Special Purpose Funds

American History, Government, & Statesmanship Fund

Today’s college graduates should be prepared to become tomorrow’s citizens and leaders with an understanding of our Constitution, government, and history. Yet, ACTA has found that only 18% of U.S. liberal arts colleges and universities require their students to take a course in U.S. history or government, and less than one-third of our nation’s top colleges and universities require their history majors to take a course dedicated to American history. It’s no wonder, then, that in recent surveys of college graduates, ACTA found that 52% could not identify George Washington as the American general at Yorktown, and 46% did not know the lengths of congressional terms.

Grants from the FAR American History, Government, & Statesmanship Fund will support programs that educate students about our Founders; teach our nation’s history, including important topics such as U.S. diplomatic and military history; and prepare students for informed citizenship.

 

 

Western Tradition Fund

Understanding the literary, artistic, and intellectual achievements of the West should be the birthright of all our college graduates. But on too many campuses, students have little to no engagement with the intellectual origins of the American republic in the treatises of Cicero and John Locke, or the timeless wisdom of Chaucer, Shakespeare, and Dante. Students graduate largely unaware of the monumental contributions to civilization of Leonardo da Vinci, Michelangelo, and Rembrandt. Instead, undergraduates increasingly are filling their college years with courses on trendy, pop-culture subjects such as zombies, Lady Gaga, or “Wasting Time on the Internet”—a real course offered at an Ivy League school.

Grants from the FAR Western Tradition Fund will support programs that provide opportunities for students to appreciate Western cultural landmarks, develop the intellectual resources to contextualize contemporary culture, and enjoy the rich inheritance of the West.

 

 

Science & Mathematics Fund

America’s continued global leadership in mathematics and science demands that our colleges and universities train this generation of scientists and mathematicians to meet the highest standards of intellectual rigor and imagination. And all college graduates should be familiar with the basic principles of the scientific method, quantitative analysis, and analytic reasoning that are essential for understanding the world in which we live. Yet, a major federal study found that one in five college students completing four-year degrees cannot even reliably “calculate the total cost of ordering office supplies.” ACTA has found that over 40% of colleges and universities do not require a college-level mathematics course, and 14% do not require a college-level natural science course.

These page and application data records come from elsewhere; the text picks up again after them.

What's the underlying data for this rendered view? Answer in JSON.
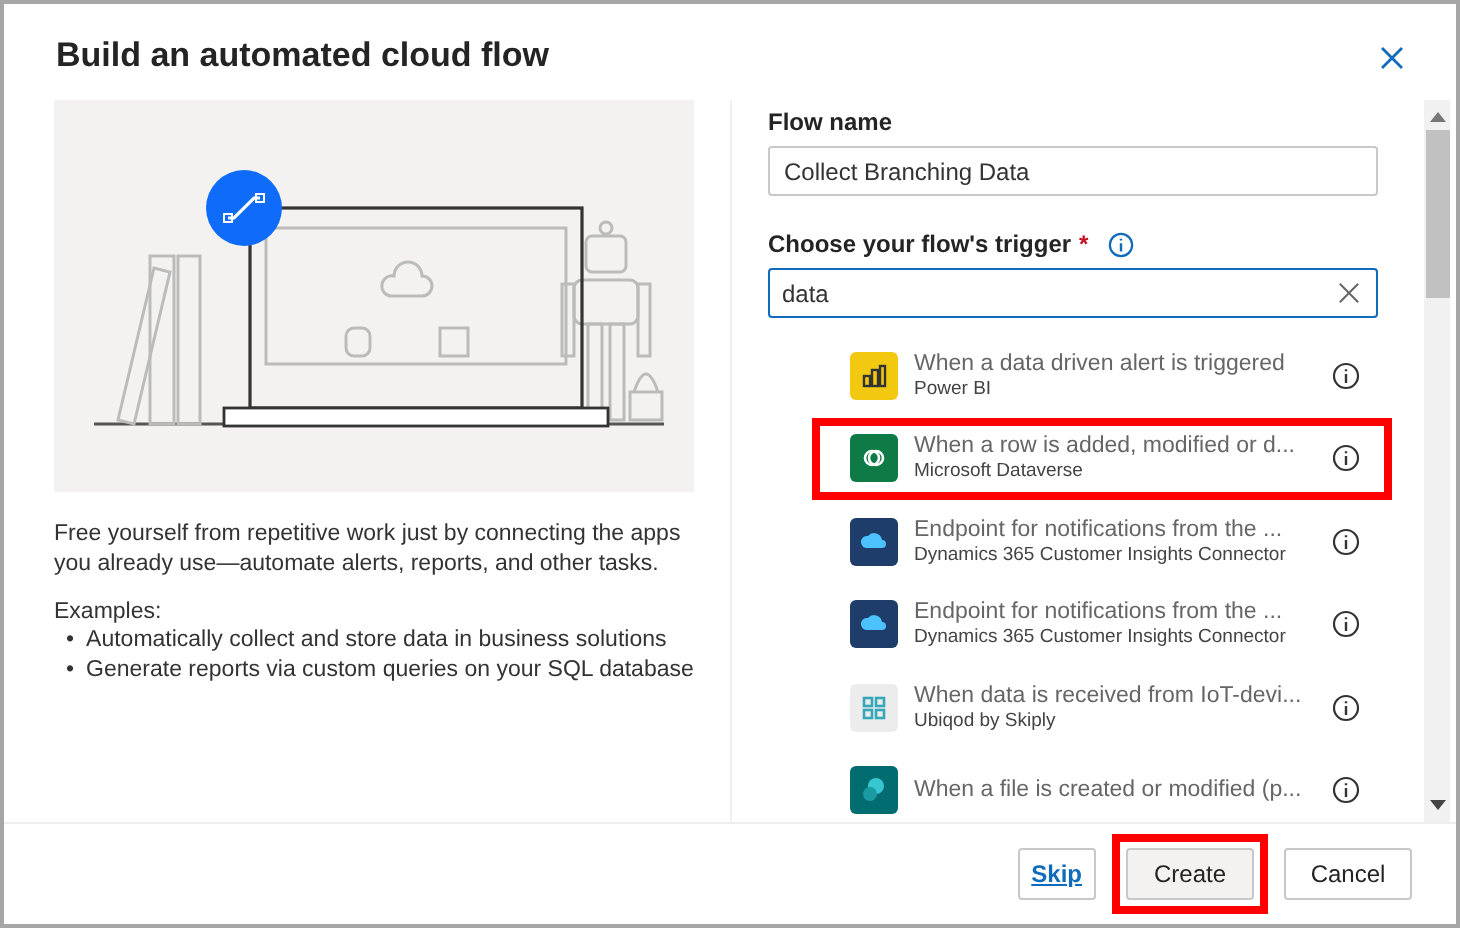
{
  "dialog": {
    "title": "Build an automated cloud flow"
  },
  "description": {
    "text": "Free yourself from repetitive work just by connecting the apps you already use—automate alerts, reports, and other tasks.",
    "examples_label": "Examples:",
    "examples": [
      {
        "marker": "•",
        "text": "Automatically collect and store data in business solutions"
      },
      {
        "marker": "•",
        "text": "Generate reports via custom queries on your SQL database"
      }
    ]
  },
  "flow_name": {
    "label": "Flow name",
    "value": "Collect Branching Data"
  },
  "trigger": {
    "label": "Choose your flow's trigger",
    "required_mark": "*",
    "search_value": "data",
    "items": [
      {
        "title": "When a data driven alert is triggered",
        "connector": "Power BI",
        "color": "#f2c811",
        "kind": "chart",
        "highlighted": false
      },
      {
        "title": "When a row is added, modified or d...",
        "connector": "Microsoft Dataverse",
        "color": "#0e7a45",
        "kind": "rings",
        "highlighted": true
      },
      {
        "title": "Endpoint for notifications from the ...",
        "connector": "Dynamics 365 Customer Insights Connector",
        "color": "#1f3d6b",
        "kind": "cloud",
        "highlighted": false
      },
      {
        "title": "Endpoint for notifications from the ...",
        "connector": "Dynamics 365 Customer Insights Connector",
        "color": "#1f3d6b",
        "kind": "cloud",
        "highlighted": false
      },
      {
        "title": "When data is received from IoT-devi...",
        "connector": "Ubiqod by Skiply",
        "color": "#ececec",
        "kind": "grid",
        "highlighted": false
      },
      {
        "title": "When a file is created or modified (p...",
        "color": "#036c70",
        "kind": "share",
        "highlighted": false
      }
    ]
  },
  "buttons": [
    {
      "label": "Skip",
      "kind": "link",
      "highlighted": false
    },
    {
      "label": "Create",
      "kind": "primary",
      "highlighted": true
    },
    {
      "label": "Cancel",
      "kind": "default",
      "highlighted": false
    }
  ]
}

Grants from the FAR Science & Mathematics Fund will support programs that train the next generation of scientists and mathematicians, educate students about ethical issues in the application of science and technology, and arm students with the quantitative reasoning skills they need in our ever-changing world.

 

 

Economic Literacy Fund

In our global economy, it has never been more important for college graduates to understand the principles that determine the allocation of goods and services, the rate of economic growth, and the interaction between public policy and the marketplace. Graduates must understand these principles if they are to become informed citizens and civic leaders, and certainly if they are to be successful entrepreneurs and business leaders. Although familiarity with basic economic concepts is more important than ever, ACTA’s research has found that only 3% of colleges and universities require their students to take even a single course in economics.

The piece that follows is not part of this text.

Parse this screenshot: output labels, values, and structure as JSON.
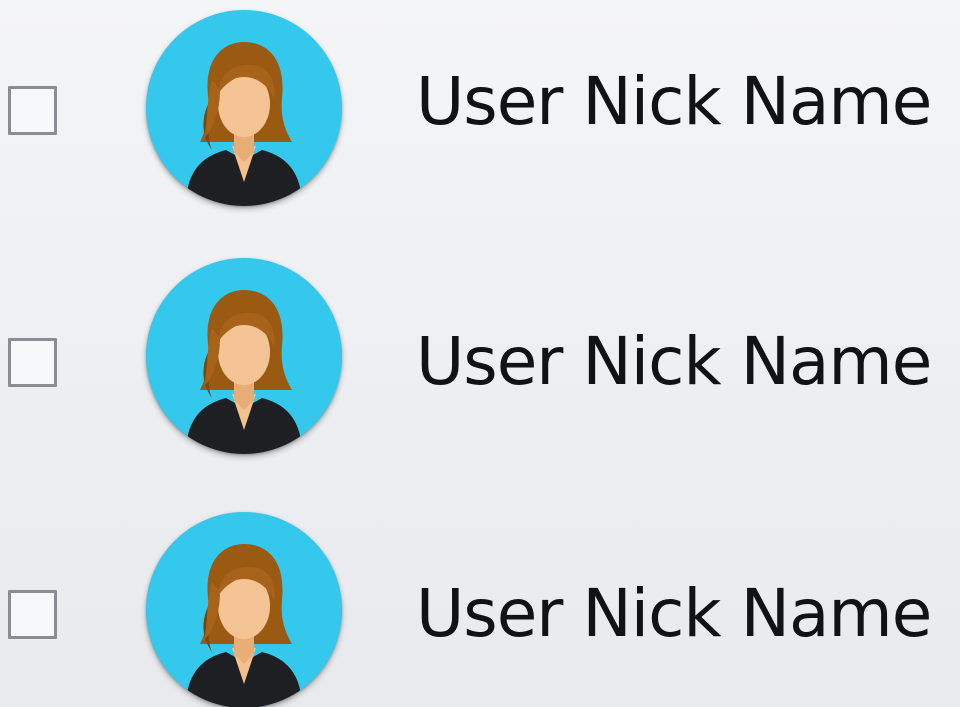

Grants from the FAR Economic Literacy Fund will support programs that teach the economic principles that all citizens should know and prepare students to engage in the debates about economic policy on which the nation’s progress and prosperity depend.

 

 

Free to Teach, Free to Learn Fund

Academic freedom, the freedom to challenge widely-held beliefs, and the right to speak one’s mind: These are the principles that distinguish education from indoctrination. They are indispensable to the college experience and prepare graduates for citizenship and the workplace. Yet, too often students do not encounter speakers, programs, and books that present a full range of views on the urgent issues of the day—and political correctness inhibits the free exchange of ideas and politicizes the classroom. The consequence is that too many college graduates are unable to engage thoughtfully and respectfully with people who hold ideas and beliefs that differ from their own.

Grants from the FAR Free to Teach, Free to Learn Fund will support programs that host speakers who introduce students to important—if controversial—ideas, create opportunities for open and respectful debate, and inform students about the history and significance of the First Amendment.

 

 

More than ever before, donors must lead the way in ensuring that American colleges and universities maintain the highest standards of academic rigor and intellectual openness. To learn more about FAR’s Special Purpose Funds and FAR’s other services for donors, or to support academic excellence by making a contribution to one of our Special Purpose Funds, please contact us at 202-467-6787 or info@AcademicRenewal.org.

Let’s start a conversation about your next higher education gift.

The Fund for Academic Renewal is a program of the American Council of Trustees and Alumni, a not-for-profit, tax-exempt organization as defined by Section 501(c)(3) of the Internal Revenue Code. All contributions to FAR are fully tax-deductible to the maximum extent provided by law.